James Hetfield recently spoke to Greg Kot of the Chicago Tribune about the making of the band's $4.3 million documentary "Metallica: Some Kind of Monster":
Q. Of all the band members, you seemed the most skeptical about the therapy sessions and the presence of the cameras.
A. I wasn't able to even trust my own intuition especially after rehab, being such a raw personality again, not really knowing what is good and not so good for me, who do I trust and who don't I trust. I started to see different things [in therapist Phil Towle]. Why is he contributing lyrics? It started to feel like he was very invasive, and I didn't know if it was just me feeling that way. Was I supposed to be open to everything and everyone? I could have stopped it all if I wanted to, but my own fears prevented me from realizing that I could. There is a scene in the movie where Lars and I agree that it was time for us to fly, and maybe crash on our own if it was meant to be, and we said goodbye to Phil. Lars [Ulrich] backed me up on that and that was pretty important growth moment for us.
Q. Ulrich said that the Metallica that exists now is the Metallica that Jason Newsted always advocated when he was in the band. Would you agree?
A. Jason certainly sparked the inward look in us all, but unfortunately he was the one that chose not to look inward, he just ran outward. Right when it started to get heavy, he bailed on it. I'm glad we continued with what we had to do. In a way, we were disappointed that he wasn't willing to do the work. He just wanted to get to the destination. He didn't want to travel the journey.
Q. So what exactly do you and Lars have in common besides fighting for leadership in a multimillion-dollar rock band?

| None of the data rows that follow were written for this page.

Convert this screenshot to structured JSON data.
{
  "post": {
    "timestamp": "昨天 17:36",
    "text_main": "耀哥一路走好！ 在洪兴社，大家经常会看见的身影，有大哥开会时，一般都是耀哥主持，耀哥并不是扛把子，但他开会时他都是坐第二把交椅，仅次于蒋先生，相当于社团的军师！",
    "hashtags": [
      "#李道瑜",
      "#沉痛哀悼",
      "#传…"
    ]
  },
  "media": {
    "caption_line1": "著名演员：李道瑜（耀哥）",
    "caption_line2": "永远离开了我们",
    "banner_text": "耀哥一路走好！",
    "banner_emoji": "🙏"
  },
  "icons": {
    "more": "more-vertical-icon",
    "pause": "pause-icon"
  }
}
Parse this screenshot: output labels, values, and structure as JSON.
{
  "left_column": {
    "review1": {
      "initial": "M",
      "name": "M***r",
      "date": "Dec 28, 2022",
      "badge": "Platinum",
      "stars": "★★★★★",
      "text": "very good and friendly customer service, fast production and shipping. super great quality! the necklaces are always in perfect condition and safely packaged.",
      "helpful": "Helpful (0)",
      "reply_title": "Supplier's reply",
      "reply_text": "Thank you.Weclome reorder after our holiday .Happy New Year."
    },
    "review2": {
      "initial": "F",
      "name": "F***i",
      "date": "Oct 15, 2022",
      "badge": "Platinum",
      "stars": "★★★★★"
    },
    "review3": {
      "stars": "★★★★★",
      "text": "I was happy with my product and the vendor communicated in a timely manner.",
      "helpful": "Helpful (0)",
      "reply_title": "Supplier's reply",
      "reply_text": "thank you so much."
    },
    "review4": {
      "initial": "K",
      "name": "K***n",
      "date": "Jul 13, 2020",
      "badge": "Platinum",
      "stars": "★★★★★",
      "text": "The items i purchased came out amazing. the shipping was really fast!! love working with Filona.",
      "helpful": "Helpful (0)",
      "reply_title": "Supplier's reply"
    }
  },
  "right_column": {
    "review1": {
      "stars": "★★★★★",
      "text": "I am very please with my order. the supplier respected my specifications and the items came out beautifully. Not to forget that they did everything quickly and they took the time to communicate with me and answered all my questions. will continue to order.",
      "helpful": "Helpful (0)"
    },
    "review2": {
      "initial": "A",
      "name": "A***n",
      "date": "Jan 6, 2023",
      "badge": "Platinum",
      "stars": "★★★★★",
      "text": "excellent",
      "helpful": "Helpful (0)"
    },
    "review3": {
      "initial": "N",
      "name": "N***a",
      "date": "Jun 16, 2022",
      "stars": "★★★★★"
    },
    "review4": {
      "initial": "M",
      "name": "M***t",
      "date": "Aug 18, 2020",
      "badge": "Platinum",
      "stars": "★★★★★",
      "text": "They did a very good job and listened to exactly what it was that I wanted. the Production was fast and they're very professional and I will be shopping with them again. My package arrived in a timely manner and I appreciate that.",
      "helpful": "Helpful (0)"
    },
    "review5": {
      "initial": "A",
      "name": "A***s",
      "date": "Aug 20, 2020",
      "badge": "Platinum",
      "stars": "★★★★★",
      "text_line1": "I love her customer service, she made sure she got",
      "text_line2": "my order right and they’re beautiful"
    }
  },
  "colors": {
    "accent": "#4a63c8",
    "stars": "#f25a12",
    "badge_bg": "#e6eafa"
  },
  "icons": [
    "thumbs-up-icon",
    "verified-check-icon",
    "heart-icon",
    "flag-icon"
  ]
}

A. [Laughs] You're not wrong in saying that we are very different people as far as our outside interests. But inside, music moves us somehow, and the same music touched our lives at an early age. Also, we share control issues, trust issues, power issues. So there is a lot that we have in common, and we used it against each other for a long time. That's why it's so difficult for us to get closer, because we both used the same weapons and the same shields. We've been able to lay those down and at least get to know each other, and now we know when each of us is using the old tactics to get his way.
Q. Did you every worry this movie was going to turn into a real-life "Spinal Tap"?
A. [Laughs] When someone says something like that, there are two things that come to mind. One is, `Oh my God, what have we done? What did we do wrong? I can't take it back now.' And the second is how sad it is that someone thinks what we did is so shocking. That someone being themselves, and open -- what an amazing gift to have cameras there during our most traumatic time. No one gets that really. Why not put it out?
This is a movie about relationships. It's four guys who are going through life together and we just happen to play music. It's not really about rock. It revolves around us being in a band, but it could've been a movie about four guys who aren't in a band. The most interesting part is that we are in a band in the public eye and in a career that is very image-conscious and very controlling of the image, and this is just blowing that out of the water.
In a recent interview with the Washington Post, Hetfield said that he had no regrets about his long career. "The things I did that hurt myself, it got me to where I need to be now, and all happened for a reason."
But then he amended. "I do regret the wreckage on the road. The people I treated with such soullessness . . . the cheating, destruction, just completely abusing people, being drunk. I do wish I hadn't hurt other people."
Back in the wild days, "there was total disregard for anybody and their authority, no respect for any security people, total objectification of women, just degradation, that was enough. . . . Playing music was fun. But I went on the road for that other stuff. . . . I could say three little words: Rush the stage. And people would die. It's a lot of power and I used to not give a damn."